Do Bernese Mountain Dogs Swim?
Although many Bernese Mountain dogs dislike water, they can swim. Swimming is something that a Berner may learn to like.
Some dogs may take to it right away, while others may need some training. You should be conscious of your dog’s health and ensure that they are well enough to swim. For their first swimming adventures, it’s also a good idea to get your Swiss Mountain Dog a life jacket.
Do Bernese Mountain Dogs Bark a Lot?
This has a special value for Bernese Mountain Dogs, as they bark to fend off danger to their family. Instead of shouting, dogs bark when they panic and Berner is not an exception.
As a watchdog, learn to look after farm animals. During work, they bark when they sense danger on a farm. This has become an inheritance and now barking has become a habit for Bernese Mountain Dogs.
Do Bernese Mountain Dogs Howl a Lot?
Bernese Mountain dog uses howling to communicate with you and the rest of the world. They scream to attract attention, communicate with other dogs. They make their presence known. Howling is a natural tendency that indicates to an underlying issue.
Do Bernese Mountain Dogs Shed a Lot?
Bernese Mountain Dogs are a breed that sheds a lot. They’re a double-coated dog, which means they lose a lot of fur. These are large dogs, which means they have a larger surface area of fur. That implies they shed more than 10% more than the rest of the dog breeds.
Are Bernese Mountain Dogs Dangerous?
Berner puppies can pursue, nip, or bite a small kid while playing. This can be frightening or hazardous, even if the dog isn’t malicious.
The majority of Bernese Mountain Dogs are friendly and tranquil towards other animals. If raised with other pets, Bernese are likely to get along with them. Though some members of the breed have a higher hunting drive than others.
Over To You
I hope you got a lot of useful information from this article. Those will help you to take proper care of your Bernese Mountain. Yet, I would love to know which part was helpful for you the most. If you knew some of these facts before then let us know what those facts are.
I went through a lot of research. Yet if I have missed any fact that you are well aware of please do mention that in the comment section.

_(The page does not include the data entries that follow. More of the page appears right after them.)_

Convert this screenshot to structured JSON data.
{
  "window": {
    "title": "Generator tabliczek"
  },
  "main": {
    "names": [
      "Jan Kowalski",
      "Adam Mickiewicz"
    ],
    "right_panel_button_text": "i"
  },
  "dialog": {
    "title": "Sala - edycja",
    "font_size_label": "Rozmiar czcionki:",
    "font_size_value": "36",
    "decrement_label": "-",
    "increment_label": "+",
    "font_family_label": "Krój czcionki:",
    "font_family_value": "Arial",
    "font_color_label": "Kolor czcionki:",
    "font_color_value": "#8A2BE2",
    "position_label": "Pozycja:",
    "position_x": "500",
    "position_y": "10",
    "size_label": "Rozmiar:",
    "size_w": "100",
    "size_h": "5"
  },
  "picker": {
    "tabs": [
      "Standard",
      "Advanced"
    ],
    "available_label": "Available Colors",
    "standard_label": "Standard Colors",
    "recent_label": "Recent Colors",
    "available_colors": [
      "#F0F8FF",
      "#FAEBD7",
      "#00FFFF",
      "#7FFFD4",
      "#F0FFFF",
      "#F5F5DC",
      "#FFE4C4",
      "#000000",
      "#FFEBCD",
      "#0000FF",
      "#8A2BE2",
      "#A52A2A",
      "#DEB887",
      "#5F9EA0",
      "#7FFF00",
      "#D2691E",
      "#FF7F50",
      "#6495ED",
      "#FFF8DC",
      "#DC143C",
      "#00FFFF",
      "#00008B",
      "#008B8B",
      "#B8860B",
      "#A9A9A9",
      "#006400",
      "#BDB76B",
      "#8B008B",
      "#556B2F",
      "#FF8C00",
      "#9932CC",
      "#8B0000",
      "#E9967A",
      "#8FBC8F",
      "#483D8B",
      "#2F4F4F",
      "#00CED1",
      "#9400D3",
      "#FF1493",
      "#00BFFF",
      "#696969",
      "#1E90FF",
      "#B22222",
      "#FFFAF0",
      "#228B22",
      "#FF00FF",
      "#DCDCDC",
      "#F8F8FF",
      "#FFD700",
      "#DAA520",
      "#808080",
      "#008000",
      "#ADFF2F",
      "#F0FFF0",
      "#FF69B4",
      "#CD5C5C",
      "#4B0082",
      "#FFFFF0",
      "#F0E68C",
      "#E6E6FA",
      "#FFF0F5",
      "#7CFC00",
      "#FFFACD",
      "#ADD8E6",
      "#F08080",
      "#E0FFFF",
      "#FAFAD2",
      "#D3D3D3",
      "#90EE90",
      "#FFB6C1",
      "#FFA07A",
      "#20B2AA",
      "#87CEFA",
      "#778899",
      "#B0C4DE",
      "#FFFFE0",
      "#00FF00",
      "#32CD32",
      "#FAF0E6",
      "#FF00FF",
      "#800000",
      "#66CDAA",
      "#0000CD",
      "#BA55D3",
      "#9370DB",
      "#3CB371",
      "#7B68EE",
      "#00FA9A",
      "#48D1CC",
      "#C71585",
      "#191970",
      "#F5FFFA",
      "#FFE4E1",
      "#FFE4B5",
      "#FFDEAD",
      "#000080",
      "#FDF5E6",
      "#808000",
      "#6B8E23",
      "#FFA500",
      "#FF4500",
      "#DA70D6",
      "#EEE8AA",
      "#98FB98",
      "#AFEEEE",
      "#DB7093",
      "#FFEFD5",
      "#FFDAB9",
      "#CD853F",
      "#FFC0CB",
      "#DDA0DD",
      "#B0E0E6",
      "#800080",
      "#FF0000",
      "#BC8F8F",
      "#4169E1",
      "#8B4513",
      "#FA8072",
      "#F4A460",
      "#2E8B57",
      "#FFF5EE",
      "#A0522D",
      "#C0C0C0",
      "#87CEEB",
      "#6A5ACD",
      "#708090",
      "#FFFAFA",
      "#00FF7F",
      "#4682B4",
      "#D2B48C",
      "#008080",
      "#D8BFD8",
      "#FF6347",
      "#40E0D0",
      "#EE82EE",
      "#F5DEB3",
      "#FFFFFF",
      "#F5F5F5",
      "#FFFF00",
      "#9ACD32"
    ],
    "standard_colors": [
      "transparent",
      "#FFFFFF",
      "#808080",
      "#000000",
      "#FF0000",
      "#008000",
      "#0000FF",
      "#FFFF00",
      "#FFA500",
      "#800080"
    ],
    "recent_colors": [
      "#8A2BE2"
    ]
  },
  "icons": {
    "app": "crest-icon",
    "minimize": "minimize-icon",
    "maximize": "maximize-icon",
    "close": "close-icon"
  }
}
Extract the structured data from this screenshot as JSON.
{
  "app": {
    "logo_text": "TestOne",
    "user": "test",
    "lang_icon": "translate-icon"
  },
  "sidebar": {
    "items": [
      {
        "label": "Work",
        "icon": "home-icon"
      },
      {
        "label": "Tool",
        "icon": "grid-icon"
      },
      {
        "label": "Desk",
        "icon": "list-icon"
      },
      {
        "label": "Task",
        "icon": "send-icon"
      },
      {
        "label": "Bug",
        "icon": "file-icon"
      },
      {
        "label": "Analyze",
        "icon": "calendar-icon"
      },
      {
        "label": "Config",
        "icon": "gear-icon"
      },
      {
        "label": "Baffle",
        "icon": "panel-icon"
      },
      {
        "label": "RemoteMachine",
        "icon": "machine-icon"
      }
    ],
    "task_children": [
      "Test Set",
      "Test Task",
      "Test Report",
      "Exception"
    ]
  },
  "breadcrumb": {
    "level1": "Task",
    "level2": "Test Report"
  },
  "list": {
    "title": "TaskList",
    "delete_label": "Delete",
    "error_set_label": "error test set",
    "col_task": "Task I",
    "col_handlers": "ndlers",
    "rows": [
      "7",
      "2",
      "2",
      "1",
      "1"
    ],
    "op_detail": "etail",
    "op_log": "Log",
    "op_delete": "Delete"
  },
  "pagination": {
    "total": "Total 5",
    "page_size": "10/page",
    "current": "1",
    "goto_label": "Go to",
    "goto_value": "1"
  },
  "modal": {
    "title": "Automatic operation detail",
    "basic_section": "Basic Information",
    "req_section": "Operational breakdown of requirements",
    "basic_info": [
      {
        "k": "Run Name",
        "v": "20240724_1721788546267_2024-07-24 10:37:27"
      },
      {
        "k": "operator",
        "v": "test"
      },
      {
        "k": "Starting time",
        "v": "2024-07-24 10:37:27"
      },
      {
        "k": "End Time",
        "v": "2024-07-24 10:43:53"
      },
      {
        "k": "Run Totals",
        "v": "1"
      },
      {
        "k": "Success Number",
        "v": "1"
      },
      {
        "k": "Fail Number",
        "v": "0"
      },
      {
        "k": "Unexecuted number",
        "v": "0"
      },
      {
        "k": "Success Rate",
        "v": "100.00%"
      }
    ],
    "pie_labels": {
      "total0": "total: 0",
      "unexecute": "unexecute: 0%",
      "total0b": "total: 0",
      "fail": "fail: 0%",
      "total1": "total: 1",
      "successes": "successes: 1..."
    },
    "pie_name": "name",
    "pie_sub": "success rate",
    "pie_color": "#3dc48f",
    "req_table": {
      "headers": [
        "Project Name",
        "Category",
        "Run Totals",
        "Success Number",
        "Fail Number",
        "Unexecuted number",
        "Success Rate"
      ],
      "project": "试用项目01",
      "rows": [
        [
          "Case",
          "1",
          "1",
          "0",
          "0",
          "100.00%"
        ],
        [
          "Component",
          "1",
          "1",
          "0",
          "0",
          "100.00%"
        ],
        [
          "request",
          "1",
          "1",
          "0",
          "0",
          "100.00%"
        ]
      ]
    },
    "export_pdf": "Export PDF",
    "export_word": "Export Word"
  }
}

Remember, the comment section is always yours and you can share your feedback there too. Share this article with your friends who own a Bernese Mountain too. The more you share the more you get a chance to help others to take care of their little ones.
Feel free to ask any question. I will get back to you with a proper answer as soon as possible.